Inbound agents

3 minute read

operations center provides a mechanism to share agents across client controllers. This works across wide variety of launcher types, including the option to Launch agent by connecting it to the master.

A critical difference between normal inbound agents and inbound agents in operations center concerns how the JVM used to connect to the client controller gets its JVM options.

  • In a stand-alone Jenkins environment the JVM options for the agent’s JVM depend on the launch method:

    • If launched using the "Launch" button, then the JVM Options specified within the launcher’s "Advanced" section of the "Configuration" screen for the agent will be injected into the inbound file and will be used for launching the agent.

    • If launched using the command line, then the JVM Options will be those specified on the command line, and any JVM Options specified within the launcher’s "Advanced" section of the "Configuration" screen for the agent will be ignored.

  • In operations center a shared agent / shared cloud using the inbound agent launcher will behave the same way as a stand-alone Jenkins environment for the JVM used to connect to operations center, but when leasing the agent out to client controllers _a second JVM is started using the JVM Options specified within the launcher’s "Advanced" section of the "Configuration" screen for the agent.

When you configure a shared agent with an inbound agent launcher, the resulting shared agent will show you a Java Web Start launch button.

You’ll now go to a machine you plan to use as an agent, start a browser, access this same page, then click the Launch button to use Java Web Start to start connect the agent. You should see a small GUI window. When the GUI window says "Connected", it indicates that the computer is now under the control of operations center.

The UI in operations center changes to indicate that the shared agent is available to be leased to client controllers:

On supported platforms, this GUI gives you a menu option to install it as a service, enabling it to start automatically upon machine boot-up. You’ll want to do install as a service if you plan to use the computer as an agent permanently.
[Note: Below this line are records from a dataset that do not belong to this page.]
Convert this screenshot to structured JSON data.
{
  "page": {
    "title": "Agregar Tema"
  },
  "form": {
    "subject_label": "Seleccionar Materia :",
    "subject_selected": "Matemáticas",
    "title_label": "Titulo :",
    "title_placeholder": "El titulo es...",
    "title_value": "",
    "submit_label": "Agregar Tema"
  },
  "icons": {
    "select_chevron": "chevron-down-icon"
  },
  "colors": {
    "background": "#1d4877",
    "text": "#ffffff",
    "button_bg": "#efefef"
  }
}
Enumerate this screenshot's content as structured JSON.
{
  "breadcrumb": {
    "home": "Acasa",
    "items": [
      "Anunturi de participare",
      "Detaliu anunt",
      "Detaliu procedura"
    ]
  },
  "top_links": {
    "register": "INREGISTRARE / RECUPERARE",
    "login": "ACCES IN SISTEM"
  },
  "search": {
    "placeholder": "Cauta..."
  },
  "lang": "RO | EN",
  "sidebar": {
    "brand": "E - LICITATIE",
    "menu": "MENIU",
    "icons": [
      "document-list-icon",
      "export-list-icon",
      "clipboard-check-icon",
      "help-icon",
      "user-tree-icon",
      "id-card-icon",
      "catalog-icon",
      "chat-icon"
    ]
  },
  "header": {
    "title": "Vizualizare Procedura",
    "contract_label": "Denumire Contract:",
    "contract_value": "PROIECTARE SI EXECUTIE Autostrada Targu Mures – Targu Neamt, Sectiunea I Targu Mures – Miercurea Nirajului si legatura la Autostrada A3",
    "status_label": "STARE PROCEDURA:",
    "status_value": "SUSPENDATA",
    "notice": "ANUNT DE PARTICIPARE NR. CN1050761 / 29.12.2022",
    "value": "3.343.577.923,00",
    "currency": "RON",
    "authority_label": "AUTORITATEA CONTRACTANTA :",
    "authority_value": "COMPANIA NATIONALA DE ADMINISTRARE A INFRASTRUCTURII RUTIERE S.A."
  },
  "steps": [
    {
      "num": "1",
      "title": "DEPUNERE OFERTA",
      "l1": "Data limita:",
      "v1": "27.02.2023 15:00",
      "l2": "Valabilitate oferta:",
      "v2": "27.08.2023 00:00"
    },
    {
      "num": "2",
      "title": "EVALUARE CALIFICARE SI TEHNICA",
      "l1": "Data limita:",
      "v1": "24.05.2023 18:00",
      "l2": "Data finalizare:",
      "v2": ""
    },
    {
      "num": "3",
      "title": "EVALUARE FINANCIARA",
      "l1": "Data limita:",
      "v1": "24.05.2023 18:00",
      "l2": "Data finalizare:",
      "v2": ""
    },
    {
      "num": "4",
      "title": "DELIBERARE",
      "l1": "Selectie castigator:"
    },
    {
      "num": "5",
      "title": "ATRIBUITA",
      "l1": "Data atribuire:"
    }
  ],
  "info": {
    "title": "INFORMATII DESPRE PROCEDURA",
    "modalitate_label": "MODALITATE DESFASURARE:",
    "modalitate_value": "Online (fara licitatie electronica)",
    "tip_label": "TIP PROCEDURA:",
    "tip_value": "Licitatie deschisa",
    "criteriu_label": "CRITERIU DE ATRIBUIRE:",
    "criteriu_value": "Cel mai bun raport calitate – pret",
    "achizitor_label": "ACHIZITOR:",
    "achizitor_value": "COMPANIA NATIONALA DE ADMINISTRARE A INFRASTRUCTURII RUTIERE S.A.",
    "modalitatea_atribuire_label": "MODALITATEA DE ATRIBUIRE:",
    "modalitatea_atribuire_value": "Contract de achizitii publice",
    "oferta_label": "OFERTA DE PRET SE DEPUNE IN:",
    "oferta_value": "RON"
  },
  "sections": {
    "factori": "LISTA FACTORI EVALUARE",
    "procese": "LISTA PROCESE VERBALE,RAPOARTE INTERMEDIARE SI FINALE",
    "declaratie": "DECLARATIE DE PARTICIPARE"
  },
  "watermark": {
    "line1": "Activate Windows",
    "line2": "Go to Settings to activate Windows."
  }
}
Installing inbound agent without GUI

If the computer you plan to use as an agent does not have a GUI, you can run the command indicated in the above UI. See the Jenkins Wiki page for a discussion of the same topic.

Bundling multiple inbound agents as shared cloud

When you have multiple identical inbound agents, it becomes tedious to configure shared agents individually. To simplify this, operations center provides "inbound agents" cloud type in the shared cloud setting.

To configure a shared cloud in this manner, select Inbound agents as the cloud type and fill in the details of the inbound agent.

All the inbound agents connected to this share the exact same settings.

When you finish the settings, you’ll see the same Java Web Start launch button as with the inbound shared agent.

The difference here is that you can launch an agent from this button multiple times on different computers, and they are all grouped into one big pool. The "current pool size" section indicates the number of inbound agents that are currently controlled by operations center, including ones that are leased to client controllers.

Inbound agent workflow

Inbound agents work a little differently in operations center compared to stand-alone Jenkins. This section describes those differences.

In stand-alone Jenkins, an inbound client connects to a controller, establishes a channel, becomes an agent, and starts taking orders from the controller to perform builds and other tasks.

In operations center, the same inbound client connects to the operations center and establishes a channel in the exact same manner, but it does not become an agent. Instead, operations center keeps this client idle, until it decides to lease it to a client controller. At that point, operations center orders the inbound client to launch a separate inbound client as a child process, then have it connect to the controller to which the agent was leased.

This new child process connects to a client controller, establishes a channel, becomes an agent, and starts taking orders from this controller, until the lease ends.

One of the implications of this design is that an agent computer must be reachable by all the client controllers to which it might be leased.